***** THE INPUT *****
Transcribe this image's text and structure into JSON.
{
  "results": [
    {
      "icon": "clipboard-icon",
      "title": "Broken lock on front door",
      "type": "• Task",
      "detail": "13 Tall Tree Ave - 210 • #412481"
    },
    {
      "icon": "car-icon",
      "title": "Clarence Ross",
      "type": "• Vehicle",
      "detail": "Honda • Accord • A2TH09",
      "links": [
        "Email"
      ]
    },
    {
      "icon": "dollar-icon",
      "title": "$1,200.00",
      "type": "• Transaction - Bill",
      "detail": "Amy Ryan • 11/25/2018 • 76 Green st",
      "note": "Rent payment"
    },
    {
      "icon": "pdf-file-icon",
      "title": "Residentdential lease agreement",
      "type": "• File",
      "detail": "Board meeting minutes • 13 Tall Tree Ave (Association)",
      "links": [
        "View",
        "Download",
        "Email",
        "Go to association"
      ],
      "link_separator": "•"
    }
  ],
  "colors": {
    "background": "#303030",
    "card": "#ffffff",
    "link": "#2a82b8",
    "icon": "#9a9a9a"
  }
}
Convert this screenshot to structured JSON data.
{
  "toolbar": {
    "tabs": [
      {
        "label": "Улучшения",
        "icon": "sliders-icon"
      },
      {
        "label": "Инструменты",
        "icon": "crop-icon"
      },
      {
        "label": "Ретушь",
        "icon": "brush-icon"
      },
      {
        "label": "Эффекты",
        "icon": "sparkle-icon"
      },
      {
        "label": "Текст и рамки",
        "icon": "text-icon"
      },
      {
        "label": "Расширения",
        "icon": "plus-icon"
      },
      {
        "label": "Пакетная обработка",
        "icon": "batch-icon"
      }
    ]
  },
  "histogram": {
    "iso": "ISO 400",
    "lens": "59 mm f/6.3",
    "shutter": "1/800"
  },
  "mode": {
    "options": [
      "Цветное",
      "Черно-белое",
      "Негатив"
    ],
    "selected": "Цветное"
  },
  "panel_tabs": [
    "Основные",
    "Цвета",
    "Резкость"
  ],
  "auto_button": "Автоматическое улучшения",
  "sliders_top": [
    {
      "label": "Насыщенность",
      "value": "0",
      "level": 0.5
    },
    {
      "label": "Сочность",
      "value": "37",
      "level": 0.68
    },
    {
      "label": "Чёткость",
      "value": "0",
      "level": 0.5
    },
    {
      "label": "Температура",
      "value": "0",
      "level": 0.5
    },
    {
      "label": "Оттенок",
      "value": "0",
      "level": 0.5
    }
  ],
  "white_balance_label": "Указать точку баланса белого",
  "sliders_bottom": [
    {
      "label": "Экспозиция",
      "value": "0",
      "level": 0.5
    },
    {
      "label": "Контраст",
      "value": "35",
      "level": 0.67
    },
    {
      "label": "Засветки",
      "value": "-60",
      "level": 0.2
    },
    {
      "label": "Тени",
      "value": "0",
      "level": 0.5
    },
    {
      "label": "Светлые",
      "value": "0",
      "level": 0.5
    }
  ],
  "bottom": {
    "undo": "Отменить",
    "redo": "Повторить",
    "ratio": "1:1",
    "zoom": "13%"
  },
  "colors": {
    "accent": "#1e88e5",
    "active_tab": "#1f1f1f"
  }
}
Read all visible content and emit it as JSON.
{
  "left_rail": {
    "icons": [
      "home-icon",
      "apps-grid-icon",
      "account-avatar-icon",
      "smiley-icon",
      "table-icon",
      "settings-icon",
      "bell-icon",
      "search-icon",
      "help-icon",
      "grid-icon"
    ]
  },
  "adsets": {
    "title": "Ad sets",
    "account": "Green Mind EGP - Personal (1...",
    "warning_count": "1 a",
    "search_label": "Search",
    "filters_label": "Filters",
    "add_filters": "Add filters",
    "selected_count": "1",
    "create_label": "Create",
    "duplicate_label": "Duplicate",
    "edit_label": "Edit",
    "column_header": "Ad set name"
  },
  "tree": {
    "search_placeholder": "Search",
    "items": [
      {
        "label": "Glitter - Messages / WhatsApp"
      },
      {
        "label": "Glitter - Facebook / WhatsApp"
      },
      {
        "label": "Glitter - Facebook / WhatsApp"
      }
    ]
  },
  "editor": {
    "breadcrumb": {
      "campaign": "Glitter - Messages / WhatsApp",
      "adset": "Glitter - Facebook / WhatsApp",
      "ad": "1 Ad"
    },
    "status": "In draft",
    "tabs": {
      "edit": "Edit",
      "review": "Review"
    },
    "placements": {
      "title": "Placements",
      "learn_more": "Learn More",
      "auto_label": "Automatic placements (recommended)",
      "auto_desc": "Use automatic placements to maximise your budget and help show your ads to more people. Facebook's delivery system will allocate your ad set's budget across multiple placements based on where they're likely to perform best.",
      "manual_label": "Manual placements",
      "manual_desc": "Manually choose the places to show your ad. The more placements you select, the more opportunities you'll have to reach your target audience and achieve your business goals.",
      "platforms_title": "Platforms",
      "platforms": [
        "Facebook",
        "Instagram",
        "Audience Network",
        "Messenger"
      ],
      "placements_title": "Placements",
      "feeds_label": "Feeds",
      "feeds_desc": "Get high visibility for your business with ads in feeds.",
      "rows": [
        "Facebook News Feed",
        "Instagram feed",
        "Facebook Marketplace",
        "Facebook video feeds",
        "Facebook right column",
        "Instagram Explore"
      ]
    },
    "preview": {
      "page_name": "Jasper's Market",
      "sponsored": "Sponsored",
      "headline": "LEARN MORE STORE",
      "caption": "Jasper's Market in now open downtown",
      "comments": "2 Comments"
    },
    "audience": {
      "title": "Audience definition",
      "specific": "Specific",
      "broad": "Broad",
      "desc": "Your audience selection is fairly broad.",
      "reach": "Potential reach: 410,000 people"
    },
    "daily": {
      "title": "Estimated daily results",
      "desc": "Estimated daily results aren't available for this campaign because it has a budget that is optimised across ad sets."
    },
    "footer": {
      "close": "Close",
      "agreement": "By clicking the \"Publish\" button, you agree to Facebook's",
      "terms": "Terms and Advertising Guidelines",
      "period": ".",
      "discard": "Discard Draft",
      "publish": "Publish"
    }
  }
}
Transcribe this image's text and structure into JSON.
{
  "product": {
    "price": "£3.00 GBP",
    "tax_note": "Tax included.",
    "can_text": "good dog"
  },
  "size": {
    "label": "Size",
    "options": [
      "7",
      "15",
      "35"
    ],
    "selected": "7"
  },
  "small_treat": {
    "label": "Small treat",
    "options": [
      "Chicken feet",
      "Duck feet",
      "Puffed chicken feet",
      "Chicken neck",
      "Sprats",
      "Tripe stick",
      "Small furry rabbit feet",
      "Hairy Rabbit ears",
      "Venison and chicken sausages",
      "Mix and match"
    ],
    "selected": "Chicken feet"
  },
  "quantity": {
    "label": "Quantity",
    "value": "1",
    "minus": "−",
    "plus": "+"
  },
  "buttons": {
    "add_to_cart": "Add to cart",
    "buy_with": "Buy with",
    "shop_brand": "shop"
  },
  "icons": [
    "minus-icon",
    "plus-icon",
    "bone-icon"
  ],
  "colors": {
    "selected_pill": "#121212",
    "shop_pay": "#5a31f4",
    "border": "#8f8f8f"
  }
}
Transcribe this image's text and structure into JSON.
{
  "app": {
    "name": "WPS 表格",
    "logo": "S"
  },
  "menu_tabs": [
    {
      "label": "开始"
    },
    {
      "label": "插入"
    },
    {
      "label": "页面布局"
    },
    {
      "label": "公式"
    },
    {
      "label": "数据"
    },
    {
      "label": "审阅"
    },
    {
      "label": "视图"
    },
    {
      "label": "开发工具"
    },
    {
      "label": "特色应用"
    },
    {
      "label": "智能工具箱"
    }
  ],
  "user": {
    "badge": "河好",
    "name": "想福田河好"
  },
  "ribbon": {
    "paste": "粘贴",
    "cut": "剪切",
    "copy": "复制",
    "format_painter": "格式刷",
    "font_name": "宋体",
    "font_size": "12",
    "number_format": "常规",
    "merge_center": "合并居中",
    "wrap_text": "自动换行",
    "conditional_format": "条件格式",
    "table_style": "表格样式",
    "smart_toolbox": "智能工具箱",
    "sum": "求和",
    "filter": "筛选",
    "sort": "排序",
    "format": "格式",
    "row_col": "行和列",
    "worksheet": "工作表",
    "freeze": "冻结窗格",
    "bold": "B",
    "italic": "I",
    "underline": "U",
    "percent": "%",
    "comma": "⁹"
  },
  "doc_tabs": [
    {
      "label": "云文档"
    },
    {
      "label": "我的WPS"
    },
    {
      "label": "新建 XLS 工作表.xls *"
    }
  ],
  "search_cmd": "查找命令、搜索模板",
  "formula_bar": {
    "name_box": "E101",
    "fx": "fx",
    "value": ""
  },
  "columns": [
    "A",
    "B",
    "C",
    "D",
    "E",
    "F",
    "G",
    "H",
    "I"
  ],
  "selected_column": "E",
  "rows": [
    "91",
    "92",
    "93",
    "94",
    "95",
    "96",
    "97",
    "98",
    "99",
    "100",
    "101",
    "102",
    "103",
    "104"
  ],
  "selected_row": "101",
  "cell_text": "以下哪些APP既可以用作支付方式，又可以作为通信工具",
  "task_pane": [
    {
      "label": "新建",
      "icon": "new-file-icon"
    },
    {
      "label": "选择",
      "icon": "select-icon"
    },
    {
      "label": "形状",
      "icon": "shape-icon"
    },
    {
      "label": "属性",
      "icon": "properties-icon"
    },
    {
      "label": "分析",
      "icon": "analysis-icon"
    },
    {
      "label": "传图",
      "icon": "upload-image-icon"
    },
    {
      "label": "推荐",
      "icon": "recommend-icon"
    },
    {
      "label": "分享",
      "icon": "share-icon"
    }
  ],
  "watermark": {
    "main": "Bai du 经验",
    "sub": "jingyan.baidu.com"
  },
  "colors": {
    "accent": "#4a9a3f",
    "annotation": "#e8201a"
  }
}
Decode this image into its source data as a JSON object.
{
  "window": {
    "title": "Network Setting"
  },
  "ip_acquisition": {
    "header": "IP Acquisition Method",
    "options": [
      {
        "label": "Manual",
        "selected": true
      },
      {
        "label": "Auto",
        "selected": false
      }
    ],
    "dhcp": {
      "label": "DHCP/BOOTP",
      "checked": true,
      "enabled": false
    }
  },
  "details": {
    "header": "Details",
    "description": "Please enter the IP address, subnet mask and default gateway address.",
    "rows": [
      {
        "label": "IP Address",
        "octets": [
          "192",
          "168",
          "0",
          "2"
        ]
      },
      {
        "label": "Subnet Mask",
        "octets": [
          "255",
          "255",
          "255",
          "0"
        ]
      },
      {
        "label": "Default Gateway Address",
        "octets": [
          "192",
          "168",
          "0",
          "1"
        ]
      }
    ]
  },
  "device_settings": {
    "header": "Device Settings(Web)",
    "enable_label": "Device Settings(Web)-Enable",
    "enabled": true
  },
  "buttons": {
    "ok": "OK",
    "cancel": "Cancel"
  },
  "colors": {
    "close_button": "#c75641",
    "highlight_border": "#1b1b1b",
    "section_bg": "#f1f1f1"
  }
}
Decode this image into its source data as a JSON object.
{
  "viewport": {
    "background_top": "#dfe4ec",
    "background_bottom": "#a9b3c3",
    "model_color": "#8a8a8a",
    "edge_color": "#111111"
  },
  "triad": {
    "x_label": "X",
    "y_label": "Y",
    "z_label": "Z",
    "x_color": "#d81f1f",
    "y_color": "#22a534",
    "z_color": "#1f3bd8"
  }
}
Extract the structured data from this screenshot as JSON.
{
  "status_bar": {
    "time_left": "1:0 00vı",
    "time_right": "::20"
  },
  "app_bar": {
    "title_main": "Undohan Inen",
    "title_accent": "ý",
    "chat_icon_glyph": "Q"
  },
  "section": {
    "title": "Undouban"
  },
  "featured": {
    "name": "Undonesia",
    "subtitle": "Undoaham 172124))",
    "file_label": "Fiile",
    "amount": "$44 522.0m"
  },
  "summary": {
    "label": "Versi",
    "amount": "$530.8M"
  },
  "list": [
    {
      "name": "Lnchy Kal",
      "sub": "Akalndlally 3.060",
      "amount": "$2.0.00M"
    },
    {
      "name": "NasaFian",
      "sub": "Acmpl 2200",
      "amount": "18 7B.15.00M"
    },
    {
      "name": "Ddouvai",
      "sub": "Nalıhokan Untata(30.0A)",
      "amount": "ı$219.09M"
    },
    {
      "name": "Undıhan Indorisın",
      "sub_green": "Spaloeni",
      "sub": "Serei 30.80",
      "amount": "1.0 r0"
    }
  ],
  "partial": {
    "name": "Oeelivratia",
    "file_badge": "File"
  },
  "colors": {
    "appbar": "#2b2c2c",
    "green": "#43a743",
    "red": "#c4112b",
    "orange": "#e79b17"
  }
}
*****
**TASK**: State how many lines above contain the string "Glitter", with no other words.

**SOLUTION FOR THIS PROBLEM**: 5